Claude began his journey working in South Dakota in October of 1995 when he joined the University of South Dakota (USD) to become the manager of Networking Services. A native of Newark, New Jersey, he was recruited from the east coast to attend Yankton College. He graduated from Yankton College in 1968 after enduring many 44 hour train rides back ‘n forth to NJ. After working for many different companies he returned to South Dakota for his graduate study and working at USD in 1995. In 2001, he took on a new System-wide role as the Director of I/T Security for the South Dakota Board of Regents (SDBOR). Eventually this position transitioned to the Chief I/T Security and Networking Officer. During his tenure with the SDBOR, Claude has served as a valued partner with BIT on many projects and initiatives.

“Claude’s impact across the networking & security world in South Dakota is legendary,” said BIT’s Chief Security Officer Jim Edman. “His technical skills are top notch but his relationship building has catapulted SD onto the national research scene. As well documented in his achievements – Claude has invested untold hours in working with other national leaders to secure connectivity from South Dakota to the national research scene.”

In his most recent position, Claude was responsible for overseeing network planning, implementation and I/T security for all of the SDBOR public universities. These duties led to Claude working closely with BIT staff for wide-area networking, security, compliance, and advanced technology efforts. Claude was a key member of the task force that led to the construction of South Dakota’s Research, Education and Economic Development network, commonly known as REED. Claude was instrumental in bolstering South Dakota’s position in the Research and Education network communities with his work with Internet2 and the Great Plains Network.

The relationship between BIT and the Board of Regents can be challenging considering varying political, financial and technology considerations. Claude has always been successful to bridge those gaps without losing sight of the end-goal.
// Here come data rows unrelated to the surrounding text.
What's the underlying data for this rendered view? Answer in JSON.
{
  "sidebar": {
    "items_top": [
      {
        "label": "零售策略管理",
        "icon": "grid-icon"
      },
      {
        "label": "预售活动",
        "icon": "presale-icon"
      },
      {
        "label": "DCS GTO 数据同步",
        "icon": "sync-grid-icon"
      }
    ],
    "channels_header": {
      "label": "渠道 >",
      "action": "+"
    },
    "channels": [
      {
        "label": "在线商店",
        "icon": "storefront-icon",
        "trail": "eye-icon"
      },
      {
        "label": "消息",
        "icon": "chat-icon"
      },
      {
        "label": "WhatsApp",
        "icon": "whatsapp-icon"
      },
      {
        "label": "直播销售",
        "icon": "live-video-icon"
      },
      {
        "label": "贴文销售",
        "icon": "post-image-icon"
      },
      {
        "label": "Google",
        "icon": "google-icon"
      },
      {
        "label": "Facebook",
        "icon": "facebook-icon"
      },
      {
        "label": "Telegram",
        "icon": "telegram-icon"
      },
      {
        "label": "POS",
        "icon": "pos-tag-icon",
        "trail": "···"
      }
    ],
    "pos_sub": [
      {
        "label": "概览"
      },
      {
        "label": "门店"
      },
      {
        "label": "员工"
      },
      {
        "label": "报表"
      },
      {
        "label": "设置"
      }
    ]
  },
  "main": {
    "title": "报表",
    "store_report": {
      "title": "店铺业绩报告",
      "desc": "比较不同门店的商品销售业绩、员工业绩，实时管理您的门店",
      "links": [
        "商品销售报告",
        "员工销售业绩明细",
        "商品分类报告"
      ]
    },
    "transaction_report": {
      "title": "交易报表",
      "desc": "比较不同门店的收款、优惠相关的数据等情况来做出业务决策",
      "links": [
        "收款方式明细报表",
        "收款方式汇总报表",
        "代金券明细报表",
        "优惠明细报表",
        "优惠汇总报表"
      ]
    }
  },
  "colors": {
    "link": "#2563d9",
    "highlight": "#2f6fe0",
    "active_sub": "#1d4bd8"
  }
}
Currently, Claude serves as the chair of the Great Plains Network (GPN) Executive Council, specifically holding a place on the Network Program Committee (NPC), which aims to provide networking services to members that wish to participate. He also serves as a committee member for EPSCoR and the Sanford Underground Research Facility. Claude has also served as a former chair for the Quilt, a national coalition of advanced regional networks for research and education.

Whether Claude was serving as the principal investigator (PI) or co-PI on National Science Foundation research grants, securing our public higher education institutions through rigorous security assessment and compliance checks, or collaborating on the latest telecommunications and network technology project, Claude has always put the students and faculty from South Dakota first and foremost.

His coming days will be filled with travel around the world with his wife by his side.

Best of luck in your travels and best wishes for a healthy retirement, Claude! You have left a legacy of networking and security footprints that will be remembered far into the future.